─── Provided data

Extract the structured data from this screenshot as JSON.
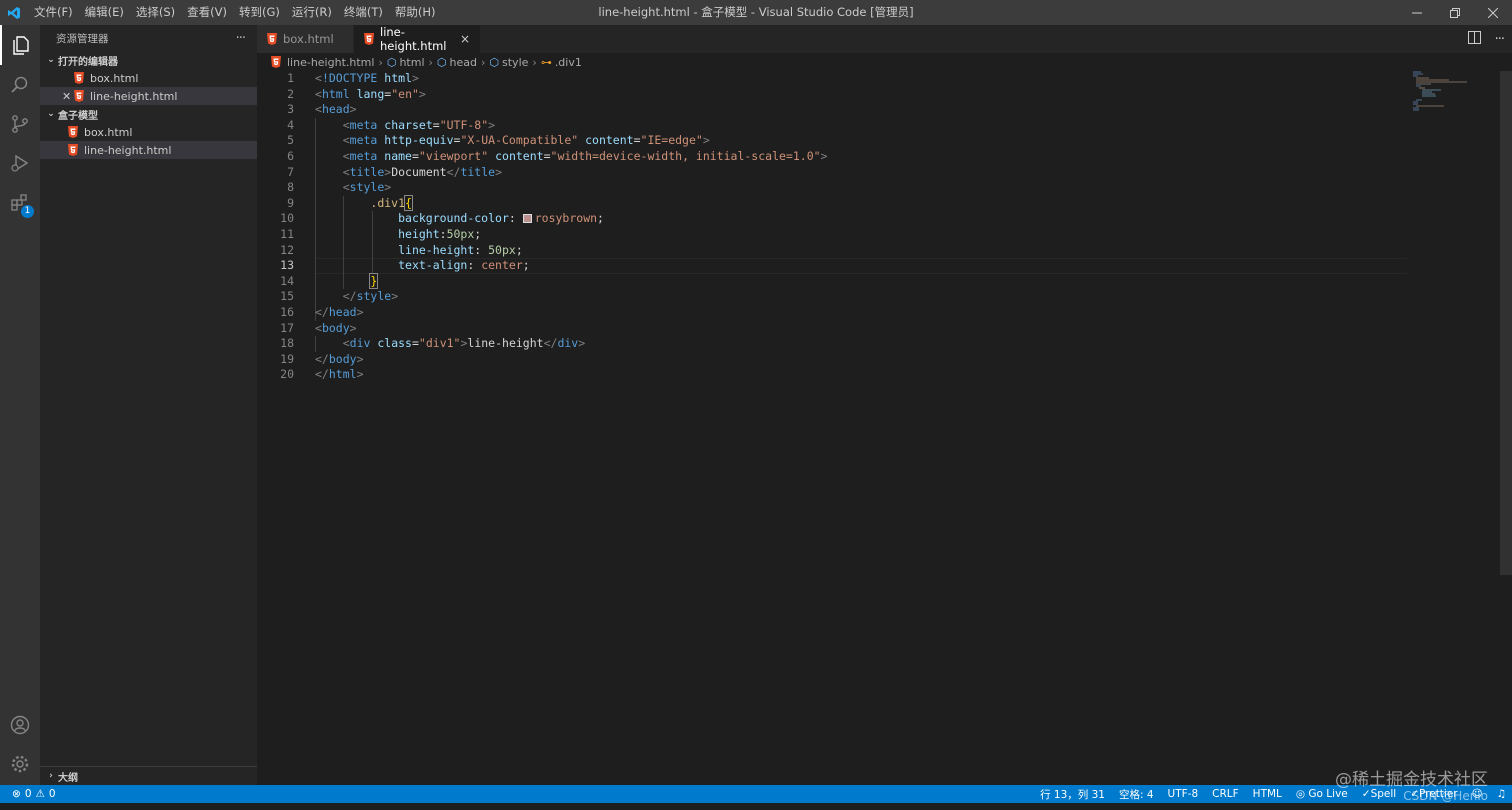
{
  "window": {
    "title": "line-height.html - 盒子模型 - Visual Studio Code [管理员]",
    "menu": [
      "文件(F)",
      "编辑(E)",
      "选择(S)",
      "查看(V)",
      "转到(G)",
      "运行(R)",
      "终端(T)",
      "帮助(H)"
    ]
  },
  "activity": {
    "extensions_badge": "1"
  },
  "sidebar": {
    "header": "资源管理器",
    "more": "···",
    "open_editors_title": "打开的编辑器",
    "open_editors": [
      "box.html",
      "line-height.html"
    ],
    "folder_title": "盒子模型",
    "files": [
      "box.html",
      "line-height.html"
    ],
    "outline_title": "大纲"
  },
  "tabs": [
    {
      "label": "box.html"
    },
    {
      "label": "line-height.html",
      "close": "×"
    }
  ],
  "breadcrumb": [
    "line-height.html",
    "html",
    "head",
    "style",
    ".div1"
  ],
  "editor": {
    "lines": [
      "1",
      "2",
      "3",
      "4",
      "5",
      "6",
      "7",
      "8",
      "9",
      "10",
      "11",
      "12",
      "13",
      "14",
      "15",
      "16",
      "17",
      "18",
      "19",
      "20"
    ],
    "current_line": "13"
  },
  "status": {
    "errors": "0",
    "warnings": "0",
    "position": "行 13，列 31",
    "spaces": "空格: 4",
    "encoding": "UTF-8",
    "eol": "CRLF",
    "language": "HTML",
    "golive": "Go Live",
    "spell": "Spell",
    "prettier": "Prettier"
  },
  "watermark": "@稀土掘金技术社区",
  "watermark2": "CSDN @Henio",
  "colors": {
    "accent": "#007acc",
    "swatch": "#bc8f8f"
  }
}
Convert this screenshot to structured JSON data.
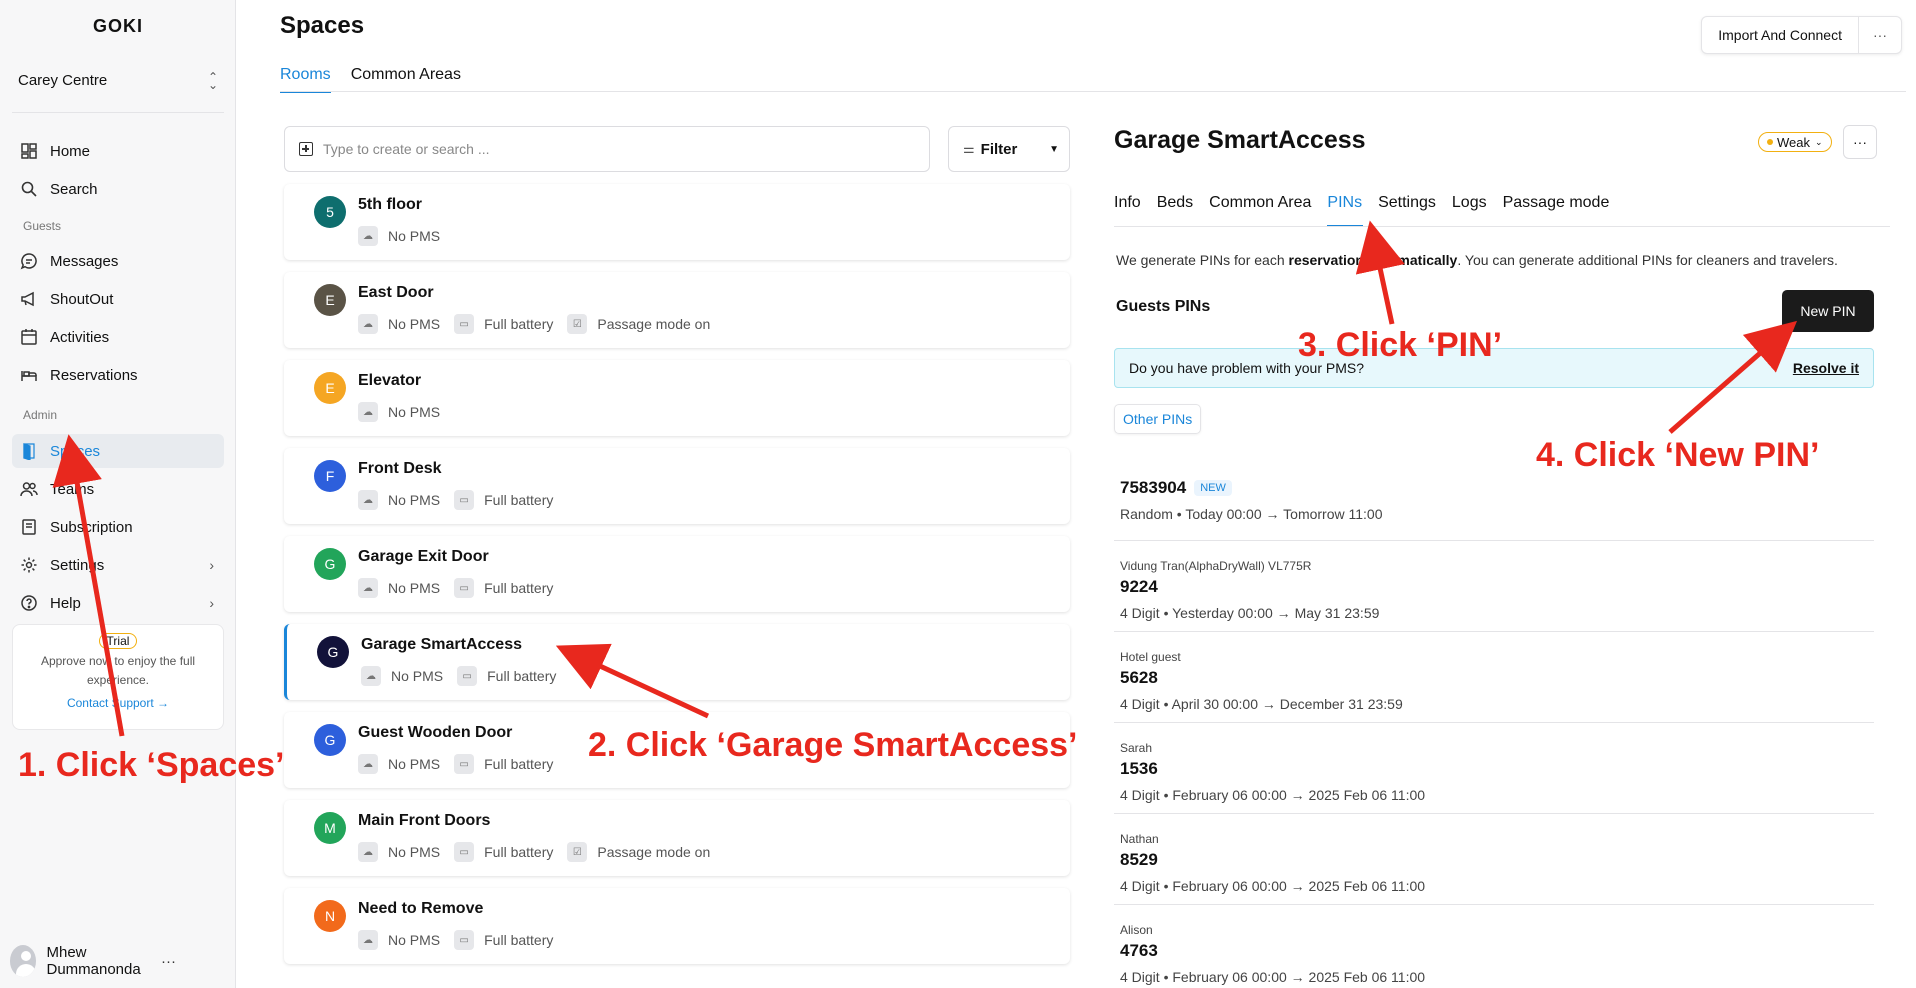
{
  "sidebar": {
    "logo": "GOKI",
    "org": "Carey Centre",
    "items": [
      {
        "label": "Home"
      },
      {
        "label": "Search"
      },
      {
        "label": "Messages"
      },
      {
        "label": "ShoutOut"
      },
      {
        "label": "Activities"
      },
      {
        "label": "Reservations"
      },
      {
        "label": "Spaces"
      },
      {
        "label": "Teams"
      },
      {
        "label": "Subscription"
      },
      {
        "label": "Settings"
      },
      {
        "label": "Help"
      }
    ],
    "section_guests": "Guests",
    "section_admin": "Admin",
    "trial": {
      "badge": "Trial",
      "text": "Approve now to enjoy the full experience.",
      "link": "Contact Support →"
    },
    "user": "Mhew Dummanonda"
  },
  "header": {
    "title": "Spaces",
    "tabs": [
      "Rooms",
      "Common Areas"
    ],
    "import_label": "Import And Connect"
  },
  "search": {
    "placeholder": "Type to create or search ..."
  },
  "filter": {
    "label": "Filter"
  },
  "rooms": [
    {
      "initial": "5",
      "name": "5th floor",
      "color": "#0e6e6e",
      "tags": [
        "No PMS"
      ]
    },
    {
      "initial": "E",
      "name": "East Door",
      "color": "#5a5346",
      "tags": [
        "No PMS",
        "Full battery",
        "Passage mode on"
      ]
    },
    {
      "initial": "E",
      "name": "Elevator",
      "color": "#f5a623",
      "tags": [
        "No PMS"
      ]
    },
    {
      "initial": "F",
      "name": "Front Desk",
      "color": "#2d5fdc",
      "tags": [
        "No PMS",
        "Full battery"
      ]
    },
    {
      "initial": "G",
      "name": "Garage Exit Door",
      "color": "#22a55a",
      "tags": [
        "No PMS",
        "Full battery"
      ]
    },
    {
      "initial": "G",
      "name": "Garage SmartAccess",
      "color": "#12123a",
      "tags": [
        "No PMS",
        "Full battery"
      ]
    },
    {
      "initial": "G",
      "name": "Guest Wooden Door",
      "color": "#2d5fdc",
      "tags": [
        "No PMS",
        "Full battery"
      ]
    },
    {
      "initial": "M",
      "name": "Main Front Doors",
      "color": "#22a55a",
      "tags": [
        "No PMS",
        "Full battery",
        "Passage mode on"
      ]
    },
    {
      "initial": "N",
      "name": "Need to Remove",
      "color": "#f26a1b",
      "tags": [
        "No PMS",
        "Full battery"
      ]
    }
  ],
  "detail": {
    "title": "Garage SmartAccess",
    "signal": "Weak",
    "tabs": [
      "Info",
      "Beds",
      "Common Area",
      "PINs",
      "Settings",
      "Logs",
      "Passage mode"
    ],
    "note_pre": "We generate PINs for each ",
    "note_bold": "reservation automatically",
    "note_post": ". You can generate additional PINs for cleaners and travelers.",
    "guests_label": "Guests PINs",
    "new_pin": "New PIN",
    "alert_text": "Do you have problem with your PMS?",
    "alert_link": "Resolve it",
    "other_pins": "Other PINs",
    "new_badge": "NEW",
    "pins": [
      {
        "owner": "",
        "code": "7583904",
        "meta": "Random • Today 00:00 → Tomorrow 11:00"
      },
      {
        "owner": "Vidung Tran(AlphaDryWall) VL775R",
        "code": "9224",
        "meta": "4 Digit • Yesterday 00:00 → May 31 23:59"
      },
      {
        "owner": "Hotel guest",
        "code": "5628",
        "meta": "4 Digit • April 30 00:00 → December 31 23:59"
      },
      {
        "owner": "Sarah",
        "code": "1536",
        "meta": "4 Digit • February 06 00:00 → 2025 Feb 06 11:00"
      },
      {
        "owner": "Nathan",
        "code": "8529",
        "meta": "4 Digit • February 06 00:00 → 2025 Feb 06 11:00"
      },
      {
        "owner": "Alison",
        "code": "4763",
        "meta": "4 Digit • February 06 00:00 → 2025 Feb 06 11:00"
      }
    ]
  },
  "annotations": [
    "1. Click ‘Spaces’",
    "2. Click ‘Garage SmartAccess’",
    "3. Click ‘PIN’",
    "4. Click ‘New PIN’"
  ],
  "colors": {
    "accent": "#1a86d9",
    "annotation": "#e8281e"
  }
}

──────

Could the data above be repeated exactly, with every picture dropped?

Extract the structured data from this screenshot as JSON.
{
  "window": {
    "title": "line-height.html - 盒子模型 - Visual Studio Code [管理员]",
    "menu": [
      "文件(F)",
      "编辑(E)",
      "选择(S)",
      "查看(V)",
      "转到(G)",
      "运行(R)",
      "终端(T)",
      "帮助(H)"
    ]
  },
  "activity": {
    "extensions_badge": "1"
  },
  "sidebar": {
    "header": "资源管理器",
    "more": "···",
    "open_editors_title": "打开的编辑器",
    "open_editors": [
      "box.html",
      "line-height.html"
    ],
    "folder_title": "盒子模型",
    "files": [
      "box.html",
      "line-height.html"
    ],
    "outline_title": "大纲"
  },
  "tabs": [
    {
      "label": "box.html"
    },
    {
      "label": "line-height.html",
      "close": "×"
    }
  ],
  "breadcrumb": [
    "line-height.html",
    "html",
    "head",
    "style",
    ".div1"
  ],
  "editor": {
    "lines": [
      "1",
      "2",
      "3",
      "4",
      "5",
      "6",
      "7",
      "8",
      "9",
      "10",
      "11",
      "12",
      "13",
      "14",
      "15",
      "16",
      "17",
      "18",
      "19",
      "20"
    ],
    "current_line": "13"
  },
  "status": {
    "errors": "0",
    "warnings": "0",
    "position": "行 13，列 31",
    "spaces": "空格: 4",
    "encoding": "UTF-8",
    "eol": "CRLF",
    "language": "HTML",
    "golive": "Go Live",
    "spell": "Spell",
    "prettier": "Prettier"
  },
  "watermark": "@稀土掘金技术社区",
  "watermark2": "CSDN @Henio",
  "colors": {
    "accent": "#007acc",
    "swatch": "#bc8f8f"
  }
}
Convert this screenshot to structured JSON data.
{
  "sidebar": {
    "logo": "GOKI",
    "org": "Carey Centre",
    "items": [
      {
        "label": "Home"
      },
      {
        "label": "Search"
      },
      {
        "label": "Messages"
      },
      {
        "label": "ShoutOut"
      },
      {
        "label": "Activities"
      },
      {
        "label": "Reservations"
      },
      {
        "label": "Spaces"
      },
      {
        "label": "Teams"
      },
      {
        "label": "Subscription"
      },
      {
        "label": "Settings"
      },
      {
        "label": "Help"
      }
    ],
    "section_guests": "Guests",
    "section_admin": "Admin",
    "trial": {
      "badge": "Trial",
      "text": "Approve now to enjoy the full experience.",
      "link": "Contact Support →"
    },
    "user": "Mhew Dummanonda"
  },
  "header": {
    "title": "Spaces",
    "tabs": [
      "Rooms",
      "Common Areas"
    ],
    "import_label": "Import And Connect"
  },
  "search": {
    "placeholder": "Type to create or search ..."
  },
  "filter": {
    "label": "Filter"
  },
  "rooms": [
    {
      "initial": "5",
      "name": "5th floor",
      "color": "#0e6e6e",
      "tags": [
        "No PMS"
      ]
    },
    {
      "initial": "E",
      "name": "East Door",
      "color": "#5a5346",
      "tags": [
        "No PMS",
        "Full battery",
        "Passage mode on"
      ]
    },
    {
      "initial": "E",
      "name": "Elevator",
      "color": "#f5a623",
      "tags": [
        "No PMS"
      ]
    },
    {
      "initial": "F",
      "name": "Front Desk",
      "color": "#2d5fdc",
      "tags": [
        "No PMS",
        "Full battery"
      ]
    },
    {
      "initial": "G",
      "name": "Garage Exit Door",
      "color": "#22a55a",
      "tags": [
        "No PMS",
        "Full battery"
      ]
    },
    {
      "initial": "G",
      "name": "Garage SmartAccess",
      "color": "#12123a",
      "tags": [
        "No PMS",
        "Full battery"
      ]
    },
    {
      "initial": "G",
      "name": "Guest Wooden Door",
      "color": "#2d5fdc",
      "tags": [
        "No PMS",
        "Full battery"
      ]
    },
    {
      "initial": "M",
      "name": "Main Front Doors",
      "color": "#22a55a",
      "tags": [
        "No PMS",
        "Full battery",
        "Passage mode on"
      ]
    },
    {
      "initial": "N",
      "name": "Need to Remove",
      "color": "#f26a1b",
      "tags": [
        "No PMS",
        "Full battery"
      ]
    }
  ],
  "detail": {
    "title": "Garage SmartAccess",
    "signal": "Weak",
    "tabs": [
      "Info",
      "Beds",
      "Common Area",
      "PINs",
      "Settings",
      "Logs",
      "Passage mode"
    ],
    "note_pre": "We generate PINs for each ",
    "note_bold": "reservation automatically",
    "note_post": ". You can generate additional PINs for cleaners and travelers.",
    "guests_label": "Guests PINs",
    "new_pin": "New PIN",
    "alert_text": "Do you have problem with your PMS?",
    "alert_link": "Resolve it",
    "other_pins": "Other PINs",
    "new_badge": "NEW",
    "pins": [
      {
        "owner": "",
        "code": "7583904",
        "meta": "Random • Today 00:00 → Tomorrow 11:00"
      },
      {
        "owner": "Vidung Tran(AlphaDryWall) VL775R",
        "code": "9224",
        "meta": "4 Digit • Yesterday 00:00 → May 31 23:59"
      },
      {
        "owner": "Hotel guest",
        "code": "5628",
        "meta": "4 Digit • April 30 00:00 → December 31 23:59"
      },
      {
        "owner": "Sarah",
        "code": "1536",
        "meta": "4 Digit • February 06 00:00 → 2025 Feb 06 11:00"
      },
      {
        "owner": "Nathan",
        "code": "8529",
        "meta": "4 Digit • February 06 00:00 → 2025 Feb 06 11:00"
      },
      {
        "owner": "Alison",
        "code": "4763",
        "meta": "4 Digit • February 06 00:00 → 2025 Feb 06 11:00"
      }
    ]
  },
  "annotations": [
    "1. Click ‘Spaces’",
    "2. Click ‘Garage SmartAccess’",
    "3. Click ‘PIN’",
    "4. Click ‘New PIN’"
  ],
  "colors": {
    "accent": "#1a86d9",
    "annotation": "#e8281e"
  }
}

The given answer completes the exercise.